Tonight in this ancient ceremony the Church joyfully proclaims the resurrection of the Lord. The Easter Candle carried into the darkened church declares that Christ is the light that has scattered the darkness that has rested over humanity. Through our faith in Christ we know that we are children of light. It is our faith that enlightens our minds.

In the words of the Exsultet the Church sings of her joy in the risen Lord. “Rejoice,” it said, “let Mother Church rejoice.” It continued, “Let this holy building shake with joy.” The Church rises up in joy this night, and our hearts are raised up with her.

Tonight we declare our Christian faith: Jesus Christ our Lord is risen from the dead. He is risen indeed and triumphed over the ancient curse of sin and death. Our song is an exultant Alleluia. The Christian world lifts its voice in joyful proclamation at the wonder of the Resurrection of the Lord, and the joy and hope this brings to our lives and to all humanity.

The first Easter Sunday, though, was more muted. The tomb was discovered by the women to be empty. The women coming to embalm the body early on the first day of the week following the Sabbath were confused. The Apostles were incredulous on hearing the report from the women that the Lord had risen from the dead. St Luke mentions that when St Peter went to see the tomb and found it empty “he went home wondering at what had happened”.

When the Lord appeared to the Apostles on the Sunday evening they were still struggling to believe that it was indeed the risen Lord. St Luke records the Lord’s words to them, “Why are you troubled and why do questionings rise in your hearts?” They could not comprehend this extraordinary truth. Could this really be Jesus now risen in his earthly body?

He would show them his hands and side. He would offer to eat something. Yes, it is the same Jesus who had been crucified. Risen not to a spiritual existence, but in a glorified body.

Sometimes it is easier to accept bad news than to embrace good news. Sometimes, like the disciples, the experience of darkness and difficulty dulls our senses to the extent that we cannot see the light as it begins to dawn. When we have been burdened with failure or lost in a personal darkness, hope takes a longer time to rise in our hearts once again even when the danger passes. Our human experience of suffering can so dull our spirits that we begin to sense that there will never be joy or light again. We have been consigned to pain and misery.

The faithful of the Catholic Church in Australia have been hit again and again by bad news concerning the Church. Like the disciples we can sense that the Lord has been taken from us and we have been abandoned. For many in the Church there seems so little to cling to. Joy and hope have been drained from our hearts. We can see no possible way out.

We are like the Apostles on Holy Saturday, stunned and uncertain. In this state of mind it is difficult to lift our hearts in confident hope. Yet our faith declares that Christ has indeed conquered the darkness that can enshroud human life. A victory has been won, light has won, truth has won, love has won, mercy has won, even if its reality is hard to see and even harder to embrace.

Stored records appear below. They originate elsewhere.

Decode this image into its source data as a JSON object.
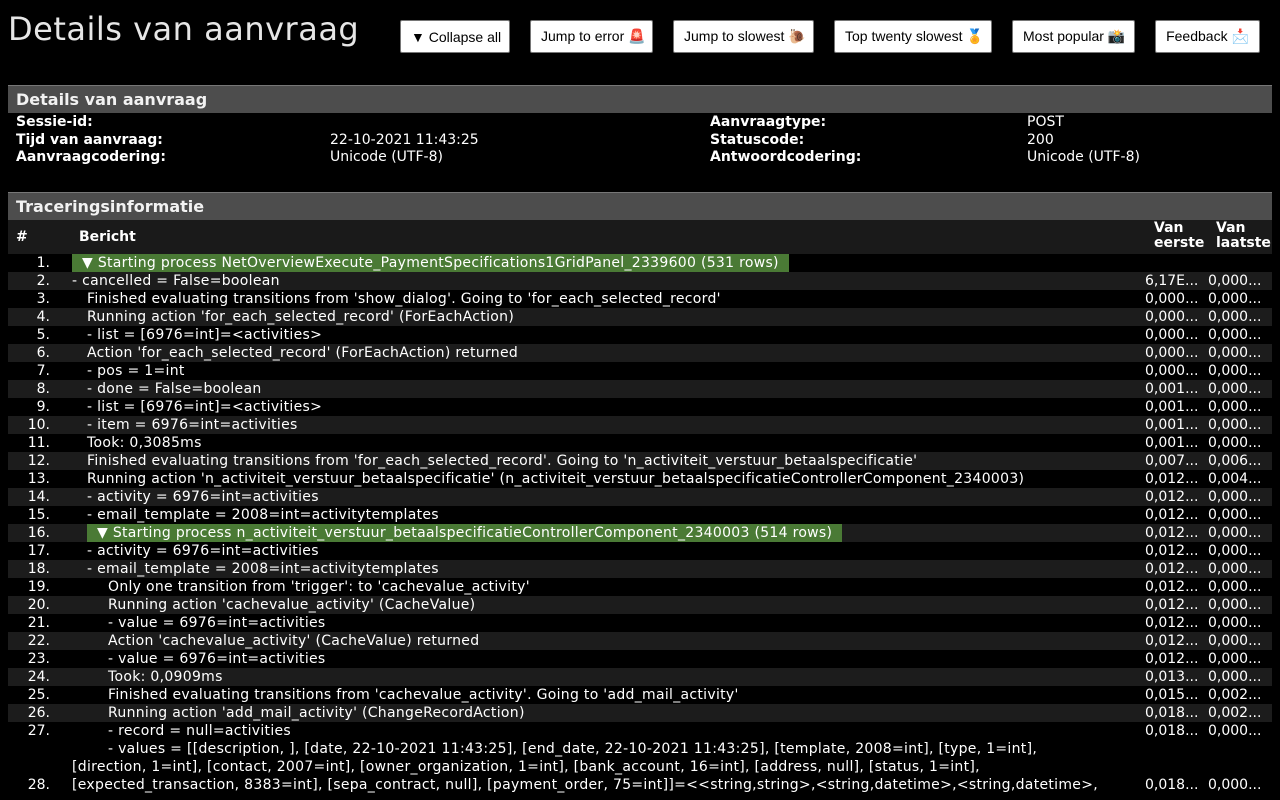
{
  "page": {
    "title": "Details van aanvraag"
  },
  "buttons": {
    "collapse_all": "▼ Collapse all",
    "jump_error": "Jump to error 🚨",
    "jump_slowest": "Jump to slowest 🐌",
    "top_twenty": "Top twenty slowest 🏅",
    "most_popular": "Most popular 📸",
    "feedback": "Feedback 📩"
  },
  "request": {
    "header": "Details van aanvraag",
    "session_label": "Sessie-id:",
    "session_value": "",
    "time_label": "Tijd van aanvraag:",
    "time_value": "22-10-2021 11:43:25",
    "encoding_label": "Aanvraagcodering:",
    "encoding_value": "Unicode (UTF-8)",
    "type_label": "Aanvraagtype:",
    "type_value": "POST",
    "status_label": "Statuscode:",
    "status_value": "200",
    "response_encoding_label": "Antwoordcodering:",
    "response_encoding_value": "Unicode (UTF-8)"
  },
  "trace": {
    "header": "Traceringsinformatie",
    "col_num": "#",
    "col_msg": "Bericht",
    "col_first": "Van eerste",
    "col_last": "Van laatste",
    "rows": [
      {
        "n": "1.",
        "msg": "▼ Starting process NetOverviewExecute_PaymentSpecifications1GridPanel_2339600 (531 rows)",
        "first": "",
        "last": "",
        "indent": 0,
        "hl": true
      },
      {
        "n": "2.",
        "msg": "- cancelled = False=boolean",
        "first": "6,17E...",
        "last": "0,000...",
        "indent": 0
      },
      {
        "n": "3.",
        "msg": "Finished evaluating transitions from 'show_dialog'. Going to 'for_each_selected_record'",
        "first": "0,000...",
        "last": "0,000...",
        "indent": 1
      },
      {
        "n": "4.",
        "msg": "Running action 'for_each_selected_record' (ForEachAction)",
        "first": "0,000...",
        "last": "0,000...",
        "indent": 1
      },
      {
        "n": "5.",
        "msg": "- list = [6976=int]=<activities>",
        "first": "0,000...",
        "last": "0,000...",
        "indent": 1
      },
      {
        "n": "6.",
        "msg": "Action 'for_each_selected_record' (ForEachAction) returned",
        "first": "0,000...",
        "last": "0,000...",
        "indent": 1
      },
      {
        "n": "7.",
        "msg": "- pos = 1=int",
        "first": "0,000...",
        "last": "0,000...",
        "indent": 1
      },
      {
        "n": "8.",
        "msg": "- done = False=boolean",
        "first": "0,001...",
        "last": "0,000...",
        "indent": 1
      },
      {
        "n": "9.",
        "msg": "- list = [6976=int]=<activities>",
        "first": "0,001...",
        "last": "0,000...",
        "indent": 1
      },
      {
        "n": "10.",
        "msg": "- item = 6976=int=activities",
        "first": "0,001...",
        "last": "0,000...",
        "indent": 1
      },
      {
        "n": "11.",
        "msg": "Took: 0,3085ms",
        "first": "0,001...",
        "last": "0,000...",
        "indent": 1
      },
      {
        "n": "12.",
        "msg": "Finished evaluating transitions from 'for_each_selected_record'. Going to 'n_activiteit_verstuur_betaalspecificatie'",
        "first": "0,007...",
        "last": "0,006...",
        "indent": 1
      },
      {
        "n": "13.",
        "msg": "Running action 'n_activiteit_verstuur_betaalspecificatie' (n_activiteit_verstuur_betaalspecificatieControllerComponent_2340003)",
        "first": "0,012...",
        "last": "0,004...",
        "indent": 1
      },
      {
        "n": "14.",
        "msg": "- activity = 6976=int=activities",
        "first": "0,012...",
        "last": "0,000...",
        "indent": 1
      },
      {
        "n": "15.",
        "msg": "- email_template = 2008=int=activitytemplates",
        "first": "0,012...",
        "last": "0,000...",
        "indent": 1
      },
      {
        "n": "16.",
        "msg": "▼ Starting process n_activiteit_verstuur_betaalspecificatieControllerComponent_2340003 (514 rows)",
        "first": "0,012...",
        "last": "0,000...",
        "indent": 1,
        "hl": true
      },
      {
        "n": "17.",
        "msg": "- activity = 6976=int=activities",
        "first": "0,012...",
        "last": "0,000...",
        "indent": 1
      },
      {
        "n": "18.",
        "msg": "- email_template = 2008=int=activitytemplates",
        "first": "0,012...",
        "last": "0,000...",
        "indent": 1
      },
      {
        "n": "19.",
        "msg": "Only one transition from 'trigger': to 'cachevalue_activity'",
        "first": "0,012...",
        "last": "0,000...",
        "indent": 2
      },
      {
        "n": "20.",
        "msg": "Running action 'cachevalue_activity' (CacheValue)",
        "first": "0,012...",
        "last": "0,000...",
        "indent": 2
      },
      {
        "n": "21.",
        "msg": "- value = 6976=int=activities",
        "first": "0,012...",
        "last": "0,000...",
        "indent": 2
      },
      {
        "n": "22.",
        "msg": "Action 'cachevalue_activity' (CacheValue) returned",
        "first": "0,012...",
        "last": "0,000...",
        "indent": 2
      },
      {
        "n": "23.",
        "msg": "- value = 6976=int=activities",
        "first": "0,012...",
        "last": "0,000...",
        "indent": 2
      },
      {
        "n": "24.",
        "msg": "Took: 0,0909ms",
        "first": "0,013...",
        "last": "0,000...",
        "indent": 2
      },
      {
        "n": "25.",
        "msg": "Finished evaluating transitions from 'cachevalue_activity'. Going to 'add_mail_activity'",
        "first": "0,015...",
        "last": "0,002...",
        "indent": 2
      },
      {
        "n": "26.",
        "msg": "Running action 'add_mail_activity' (ChangeRecordAction)",
        "first": "0,018...",
        "last": "0,002...",
        "indent": 2
      },
      {
        "n": "27.",
        "msg": "- record = null=activities",
        "first": "0,018...",
        "last": "0,000...",
        "indent": 2
      }
    ],
    "big_row": {
      "n": "28.",
      "line1": "- values = [[description, ], [date, 22-10-2021 11:43:25], [end_date, 22-10-2021 11:43:25], [template, 2008=int], [type, 1=int],",
      "line2": "[direction, 1=int], [contact, 2007=int], [owner_organization, 1=int], [bank_account, 16=int], [address, null], [status, 1=int],",
      "line3": "[expected_transaction, 8383=int], [sepa_contract, null], [payment_order, 75=int]]=<<string,string>,<string,datetime>,<string,datetime>,",
      "first": "0,018...",
      "last": "0,000..."
    }
  }
}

This Easter as we sing our hymns of joyful exultation let us allow our hearts to follow our voices. In the end our faith is not grounded in our experiences but it is founded in our trust in Christ.

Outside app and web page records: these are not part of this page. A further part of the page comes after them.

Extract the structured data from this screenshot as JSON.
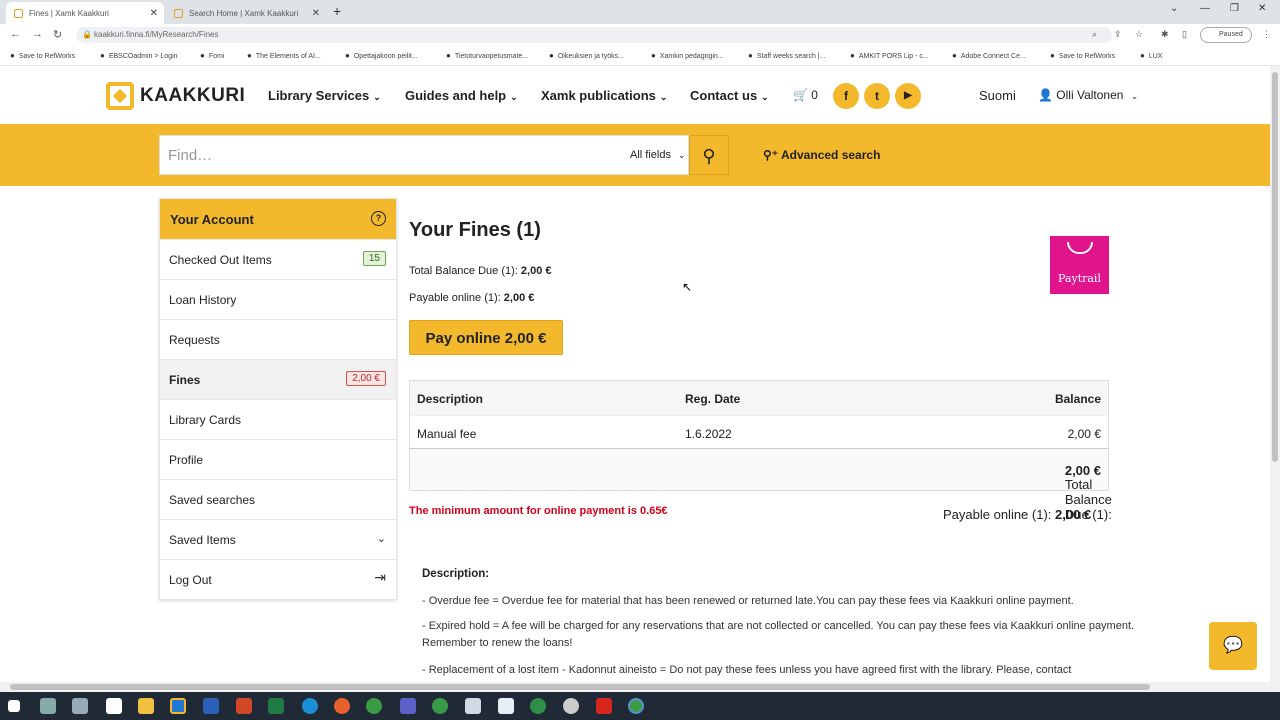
{
  "browser": {
    "tabs": [
      {
        "title": "Fines | Xamk Kaakkuri"
      },
      {
        "title": "Search Home | Xamk Kaakkuri"
      }
    ],
    "new_tab": "+",
    "url": "kaakkuri.finna.fi/MyResearch/Fines",
    "profile_label": "Paused",
    "bookmarks": [
      "Save to RefWorks",
      "EBSCOadmin > Login",
      "Fomi",
      "The Elements of AI...",
      "Opettajakoon peilit...",
      "Tietoturvaopetusmate...",
      "Oikeuksien ja työks...",
      "Xamkin pedagogin...",
      "Staff weeks search |...",
      "AMKIT PORS Lip - c...",
      "Adobe Connect Ce...",
      "Save to RefWorks",
      "LUX"
    ]
  },
  "header": {
    "logo_text": "KAAKKURI",
    "nav": [
      "Library Services",
      "Guides and help",
      "Xamk publications",
      "Contact us"
    ],
    "cart_count": "0",
    "social": [
      "f",
      "t",
      "▶"
    ],
    "language": "Suomi",
    "user_name": "Olli Valtonen"
  },
  "search": {
    "placeholder": "Find…",
    "field_select": "All fields",
    "advanced_label": "Advanced search"
  },
  "sidebar": {
    "title": "Your Account",
    "items": [
      {
        "label": "Checked Out Items",
        "badge": "15"
      },
      {
        "label": "Loan History"
      },
      {
        "label": "Requests"
      },
      {
        "label": "Fines",
        "badge": "2,00 €"
      },
      {
        "label": "Library Cards"
      },
      {
        "label": "Profile"
      },
      {
        "label": "Saved searches"
      },
      {
        "label": "Saved Items"
      },
      {
        "label": "Log Out"
      }
    ]
  },
  "main": {
    "title": "Your Fines (1)",
    "total_label": "Total Balance Due (1):",
    "total_value": "2,00 €",
    "payable_label": "Payable online (1):",
    "payable_value": "2,00 €",
    "pay_button": "Pay online 2,00 €",
    "paytrail_label": "Paytrail",
    "table": {
      "headers": [
        "Description",
        "Reg. Date",
        "Balance"
      ],
      "rows": [
        {
          "description": "Manual fee",
          "date": "1.6.2022",
          "balance": "2,00 €"
        }
      ],
      "total_label": "Total Balance Due (1):",
      "total_value": "2,00 €"
    },
    "warning": "The minimum amount for online payment is 0.65€",
    "payable_bottom_label": "Payable online (1):",
    "payable_bottom_value": "2,00 €",
    "description_title": "Description:",
    "description_lines": [
      "- Overdue fee = Overdue fee for material that has been renewed or returned late.You can pay these fees via Kaakkuri online payment.",
      "- Expired hold = A fee will be charged for any reservations that are not collected or cancelled. You can pay these fees via Kaakkuri online payment. Remember to renew the loans!",
      "- Replacement of a lost item - Kadonnut aineisto = Do not pay these fees unless you have agreed first with the library. Please, contact"
    ]
  },
  "colors": {
    "accent": "#f4b82d",
    "warning": "#d0021b",
    "paytrail": "#e0148c"
  }
}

We can be reassured that the risen Christ still walks with us, as he did for the two downcast disciples on the road to Emmaus on that first Easter Sunday. They did not recognise who he was as he spoke to them on the road. It was the risen Christ who chose to join them on their journey from Jerusalem. They had lost all hope. Their dreams were shattered. Jesus, the risen Lord, simply engaged in conversation with them. This conversation lifted their spirits and afterwards they commented, “Did not our hearts burn within us as he talked to us on the road?”

The Risen Christ is with us. He is with his Church. Right now he may be an unknown presence in our midst. But He is there, walking by our side even though we do not recognise him.

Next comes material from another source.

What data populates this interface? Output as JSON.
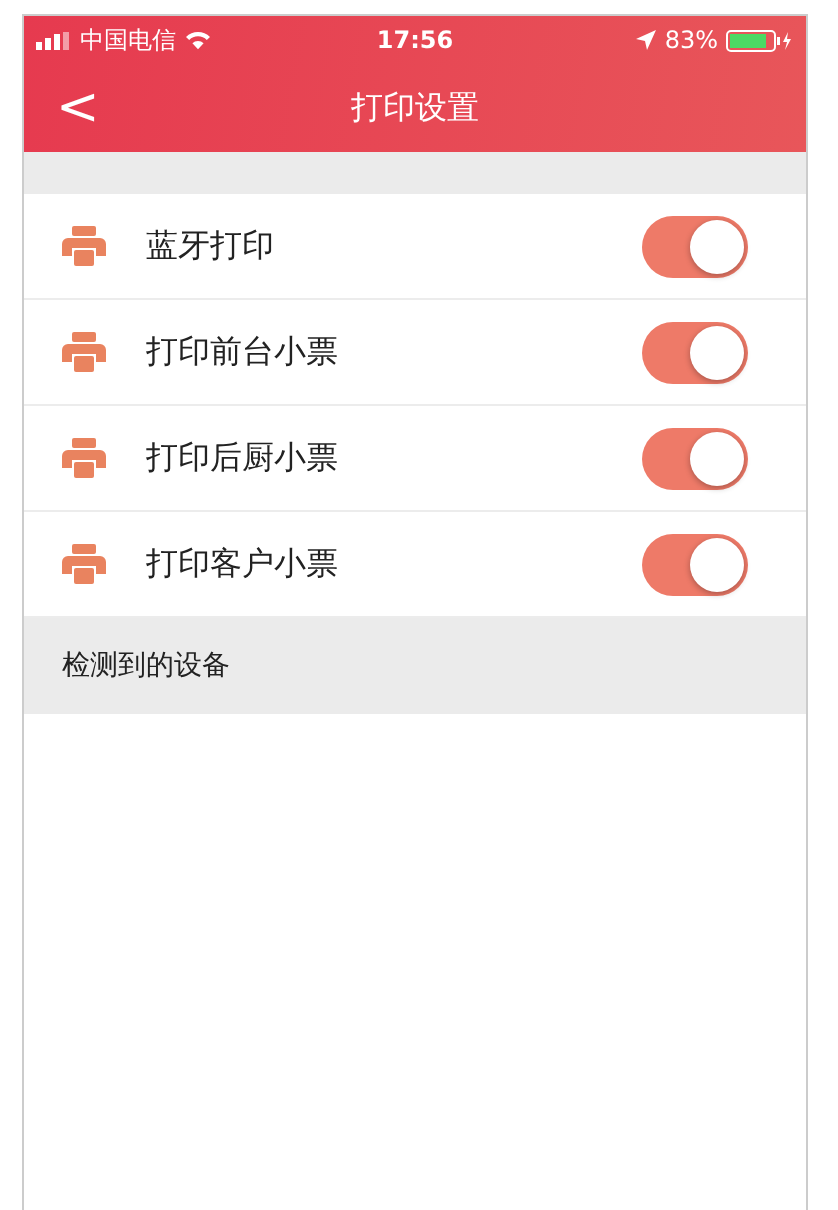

May each of us this Easter find our hearts stirred and enflamed as we realise that the risen Christ is indeed with us as we walk amid our own darkness. He is risen and all will be well.

Archbishop Julian Porteous
Saturday, 20 April 2019